## What the task asks
Your answer should be the entire listing, printed exactly.

## Supplied material
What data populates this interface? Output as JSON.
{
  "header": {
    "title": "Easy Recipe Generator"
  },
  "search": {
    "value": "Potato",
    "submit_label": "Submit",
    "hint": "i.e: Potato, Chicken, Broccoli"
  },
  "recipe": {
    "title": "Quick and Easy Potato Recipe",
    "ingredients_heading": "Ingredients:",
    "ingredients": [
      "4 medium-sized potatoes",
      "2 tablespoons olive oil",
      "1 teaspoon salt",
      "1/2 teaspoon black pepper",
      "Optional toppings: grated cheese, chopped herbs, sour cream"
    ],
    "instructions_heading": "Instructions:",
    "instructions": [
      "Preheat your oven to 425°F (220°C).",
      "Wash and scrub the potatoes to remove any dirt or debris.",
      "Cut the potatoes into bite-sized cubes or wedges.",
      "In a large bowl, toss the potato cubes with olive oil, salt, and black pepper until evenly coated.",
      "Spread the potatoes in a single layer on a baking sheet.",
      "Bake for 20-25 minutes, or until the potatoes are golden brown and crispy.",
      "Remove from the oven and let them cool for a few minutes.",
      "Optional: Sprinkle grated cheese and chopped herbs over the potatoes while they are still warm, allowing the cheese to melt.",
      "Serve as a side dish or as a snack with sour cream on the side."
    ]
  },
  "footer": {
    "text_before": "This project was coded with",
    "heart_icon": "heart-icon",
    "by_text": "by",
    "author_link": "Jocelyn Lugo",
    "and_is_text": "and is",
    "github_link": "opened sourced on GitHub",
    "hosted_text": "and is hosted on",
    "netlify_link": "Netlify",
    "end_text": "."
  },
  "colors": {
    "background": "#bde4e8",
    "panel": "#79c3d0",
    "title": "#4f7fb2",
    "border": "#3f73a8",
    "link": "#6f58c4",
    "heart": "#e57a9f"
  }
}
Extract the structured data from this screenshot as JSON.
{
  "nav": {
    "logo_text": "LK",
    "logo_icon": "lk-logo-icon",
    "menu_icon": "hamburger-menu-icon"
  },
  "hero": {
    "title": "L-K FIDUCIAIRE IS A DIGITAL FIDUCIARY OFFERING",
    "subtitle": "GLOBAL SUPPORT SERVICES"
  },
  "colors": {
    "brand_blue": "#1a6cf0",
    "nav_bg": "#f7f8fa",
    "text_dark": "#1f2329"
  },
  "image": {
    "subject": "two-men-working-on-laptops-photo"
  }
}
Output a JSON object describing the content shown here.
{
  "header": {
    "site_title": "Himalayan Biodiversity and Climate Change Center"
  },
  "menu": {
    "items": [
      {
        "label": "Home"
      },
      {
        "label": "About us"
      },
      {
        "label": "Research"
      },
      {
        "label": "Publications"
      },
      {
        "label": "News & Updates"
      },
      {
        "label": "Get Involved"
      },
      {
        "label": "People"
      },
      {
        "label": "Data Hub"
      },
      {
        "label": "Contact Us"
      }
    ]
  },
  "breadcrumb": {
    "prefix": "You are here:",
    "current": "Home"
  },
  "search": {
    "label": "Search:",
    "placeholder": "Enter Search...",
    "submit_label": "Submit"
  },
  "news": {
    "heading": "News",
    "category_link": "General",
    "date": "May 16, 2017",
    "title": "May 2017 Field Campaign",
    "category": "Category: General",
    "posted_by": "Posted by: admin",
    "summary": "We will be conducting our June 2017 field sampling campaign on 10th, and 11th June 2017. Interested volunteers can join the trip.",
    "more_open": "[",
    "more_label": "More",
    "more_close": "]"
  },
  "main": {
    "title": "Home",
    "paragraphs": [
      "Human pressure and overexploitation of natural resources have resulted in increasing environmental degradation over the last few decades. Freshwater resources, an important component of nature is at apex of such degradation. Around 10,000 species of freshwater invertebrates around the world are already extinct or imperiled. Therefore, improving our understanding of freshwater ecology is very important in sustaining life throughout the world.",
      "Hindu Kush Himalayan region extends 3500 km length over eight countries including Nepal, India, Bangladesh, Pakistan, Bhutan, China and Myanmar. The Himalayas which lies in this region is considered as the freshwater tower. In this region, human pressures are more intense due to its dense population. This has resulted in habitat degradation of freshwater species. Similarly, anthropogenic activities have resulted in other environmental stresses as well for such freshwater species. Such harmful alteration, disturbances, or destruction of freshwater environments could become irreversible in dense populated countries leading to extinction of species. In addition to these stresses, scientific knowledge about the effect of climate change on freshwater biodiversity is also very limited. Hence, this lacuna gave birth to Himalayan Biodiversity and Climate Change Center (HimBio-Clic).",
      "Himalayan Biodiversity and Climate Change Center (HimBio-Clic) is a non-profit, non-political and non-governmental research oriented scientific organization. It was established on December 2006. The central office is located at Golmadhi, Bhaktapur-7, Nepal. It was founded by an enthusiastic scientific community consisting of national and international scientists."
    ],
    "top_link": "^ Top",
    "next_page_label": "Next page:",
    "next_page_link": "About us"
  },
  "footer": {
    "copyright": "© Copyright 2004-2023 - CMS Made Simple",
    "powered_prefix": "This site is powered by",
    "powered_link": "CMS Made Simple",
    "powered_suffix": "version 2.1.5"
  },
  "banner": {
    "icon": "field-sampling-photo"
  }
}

## Result for this exercise
What data populates this interface? Output as JSON.
{
  "header": {
    "title": "Easy Recipe Generator"
  },
  "search": {
    "value": "Potato",
    "submit_label": "Submit",
    "hint": "i.e: Potato, Chicken, Broccoli"
  },
  "recipe": {
    "title": "Quick and Easy Potato Recipe",
    "ingredients_heading": "Ingredients:",
    "ingredients": [
      "4 medium-sized potatoes",
      "2 tablespoons olive oil",
      "1 teaspoon salt",
      "1/2 teaspoon black pepper",
      "Optional toppings: grated cheese, chopped herbs, sour cream"
    ],
    "instructions_heading": "Instructions:",
    "instructions": [
      "Preheat your oven to 425°F (220°C).",
      "Wash and scrub the potatoes to remove any dirt or debris.",
      "Cut the potatoes into bite-sized cubes or wedges.",
      "In a large bowl, toss the potato cubes with olive oil, salt, and black pepper until evenly coated.",
      "Spread the potatoes in a single layer on a baking sheet.",
      "Bake for 20-25 minutes, or until the potatoes are golden brown and crispy.",
      "Remove from the oven and let them cool for a few minutes.",
      "Optional: Sprinkle grated cheese and chopped herbs over the potatoes while they are still warm, allowing the cheese to melt.",
      "Serve as a side dish or as a snack with sour cream on the side."
    ]
  },
  "footer": {
    "text_before": "This project was coded with",
    "heart_icon": "heart-icon",
    "by_text": "by",
    "author_link": "Jocelyn Lugo",
    "and_is_text": "and is",
    "github_link": "opened sourced on GitHub",
    "hosted_text": "and is hosted on",
    "netlify_link": "Netlify",
    "end_text": "."
  },
  "colors": {
    "background": "#bde4e8",
    "panel": "#79c3d0",
    "title": "#4f7fb2",
    "border": "#3f73a8",
    "link": "#6f58c4",
    "heart": "#e57a9f"
  }
}
Extract the structured data from this screenshot as JSON.
{
  "nav": {
    "logo_text": "LK",
    "logo_icon": "lk-logo-icon",
    "menu_icon": "hamburger-menu-icon"
  },
  "hero": {
    "title": "L-K FIDUCIAIRE IS A DIGITAL FIDUCIARY OFFERING",
    "subtitle": "GLOBAL SUPPORT SERVICES"
  },
  "colors": {
    "brand_blue": "#1a6cf0",
    "nav_bg": "#f7f8fa",
    "text_dark": "#1f2329"
  },
  "image": {
    "subject": "two-men-working-on-laptops-photo"
  }
}
Output a JSON object describing the content shown here.
{
  "header": {
    "site_title": "Himalayan Biodiversity and Climate Change Center"
  },
  "menu": {
    "items": [
      {
        "label": "Home"
      },
      {
        "label": "About us"
      },
      {
        "label": "Research"
      },
      {
        "label": "Publications"
      },
      {
        "label": "News & Updates"
      },
      {
        "label": "Get Involved"
      },
      {
        "label": "People"
      },
      {
        "label": "Data Hub"
      },
      {
        "label": "Contact Us"
      }
    ]
  },
  "breadcrumb": {
    "prefix": "You are here:",
    "current": "Home"
  },
  "search": {
    "label": "Search:",
    "placeholder": "Enter Search...",
    "submit_label": "Submit"
  },
  "news": {
    "heading": "News",
    "category_link": "General",
    "date": "May 16, 2017",
    "title": "May 2017 Field Campaign",
    "category": "Category: General",
    "posted_by": "Posted by: admin",
    "summary": "We will be conducting our June 2017 field sampling campaign on 10th, and 11th June 2017. Interested volunteers can join the trip.",
    "more_open": "[",
    "more_label": "More",
    "more_close": "]"
  },
  "main": {
    "title": "Home",
    "paragraphs": [
      "Human pressure and overexploitation of natural resources have resulted in increasing environmental degradation over the last few decades. Freshwater resources, an important component of nature is at apex of such degradation. Around 10,000 species of freshwater invertebrates around the world are already extinct or imperiled. Therefore, improving our understanding of freshwater ecology is very important in sustaining life throughout the world.",
      "Hindu Kush Himalayan region extends 3500 km length over eight countries including Nepal, India, Bangladesh, Pakistan, Bhutan, China and Myanmar. The Himalayas which lies in this region is considered as the freshwater tower. In this region, human pressures are more intense due to its dense population. This has resulted in habitat degradation of freshwater species. Similarly, anthropogenic activities have resulted in other environmental stresses as well for such freshwater species. Such harmful alteration, disturbances, or destruction of freshwater environments could become irreversible in dense populated countries leading to extinction of species. In addition to these stresses, scientific knowledge about the effect of climate change on freshwater biodiversity is also very limited. Hence, this lacuna gave birth to Himalayan Biodiversity and Climate Change Center (HimBio-Clic).",
      "Himalayan Biodiversity and Climate Change Center (HimBio-Clic) is a non-profit, non-political and non-governmental research oriented scientific organization. It was established on December 2006. The central office is located at Golmadhi, Bhaktapur-7, Nepal. It was founded by an enthusiastic scientific community consisting of national and international scientists."
    ],
    "top_link": "^ Top",
    "next_page_label": "Next page:",
    "next_page_link": "About us"
  },
  "footer": {
    "copyright": "© Copyright 2004-2023 - CMS Made Simple",
    "powered_prefix": "This site is powered by",
    "powered_link": "CMS Made Simple",
    "powered_suffix": "version 2.1.5"
  },
  "banner": {
    "icon": "field-sampling-photo"
  }
}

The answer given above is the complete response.